Drug and biotech companies get started when entrepreneurs (usually a mix of business people and university profs) band together to license some discovery (and it’s concomitant intellectual property) from a university. This discovery then becomes the backbone upon which a company is incorporated and a drug is developed. How does this get paid for? It’s usually done with a combination of angel investors, small business grants, and the bigger dollars provided by VC firms.

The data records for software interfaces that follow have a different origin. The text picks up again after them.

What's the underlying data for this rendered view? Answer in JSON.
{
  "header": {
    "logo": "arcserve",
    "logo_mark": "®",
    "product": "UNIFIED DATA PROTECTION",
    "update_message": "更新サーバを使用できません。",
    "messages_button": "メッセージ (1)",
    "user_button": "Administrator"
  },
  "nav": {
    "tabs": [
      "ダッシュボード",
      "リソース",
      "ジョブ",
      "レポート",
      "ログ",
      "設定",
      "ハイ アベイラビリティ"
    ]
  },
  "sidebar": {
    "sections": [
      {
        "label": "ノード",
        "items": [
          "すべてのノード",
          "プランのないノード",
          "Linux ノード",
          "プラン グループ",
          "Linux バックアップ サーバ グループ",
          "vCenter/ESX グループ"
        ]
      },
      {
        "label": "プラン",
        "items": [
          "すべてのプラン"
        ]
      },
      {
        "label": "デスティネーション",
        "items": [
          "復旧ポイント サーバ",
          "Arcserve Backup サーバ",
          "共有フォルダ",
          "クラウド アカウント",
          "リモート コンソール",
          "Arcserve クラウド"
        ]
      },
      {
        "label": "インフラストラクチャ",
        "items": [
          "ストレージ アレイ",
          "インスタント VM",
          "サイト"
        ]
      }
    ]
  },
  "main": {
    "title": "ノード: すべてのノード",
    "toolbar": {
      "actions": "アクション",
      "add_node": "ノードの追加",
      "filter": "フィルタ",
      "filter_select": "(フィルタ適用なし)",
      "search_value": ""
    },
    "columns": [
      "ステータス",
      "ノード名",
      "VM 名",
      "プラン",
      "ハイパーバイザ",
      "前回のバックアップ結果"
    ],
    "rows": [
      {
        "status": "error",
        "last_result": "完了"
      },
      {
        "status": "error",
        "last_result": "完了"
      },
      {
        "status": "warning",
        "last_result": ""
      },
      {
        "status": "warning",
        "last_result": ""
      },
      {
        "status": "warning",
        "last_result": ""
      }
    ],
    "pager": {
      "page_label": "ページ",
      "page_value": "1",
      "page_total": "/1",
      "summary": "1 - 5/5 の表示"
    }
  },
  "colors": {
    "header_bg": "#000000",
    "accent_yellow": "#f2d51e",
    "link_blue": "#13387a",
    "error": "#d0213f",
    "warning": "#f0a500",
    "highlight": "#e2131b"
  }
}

VC money, however, comes with serious strings attached. VC firms are planning their divorces from the companies they fund before they even consummate their marriage. The investors will only make money if one of three things happens: the company is acquired, the company goes public, or the company successfully develops and profitably markets its drug. Estimates for the average time to fully develop a drug range from 8-12 years. Rightly or wrongly, most biotech investors are simply not willing to wait that long to get a return on their investment. If they had to wait until the drug was available … Next Page »
By posting a comment, you agree to our terms and conditions.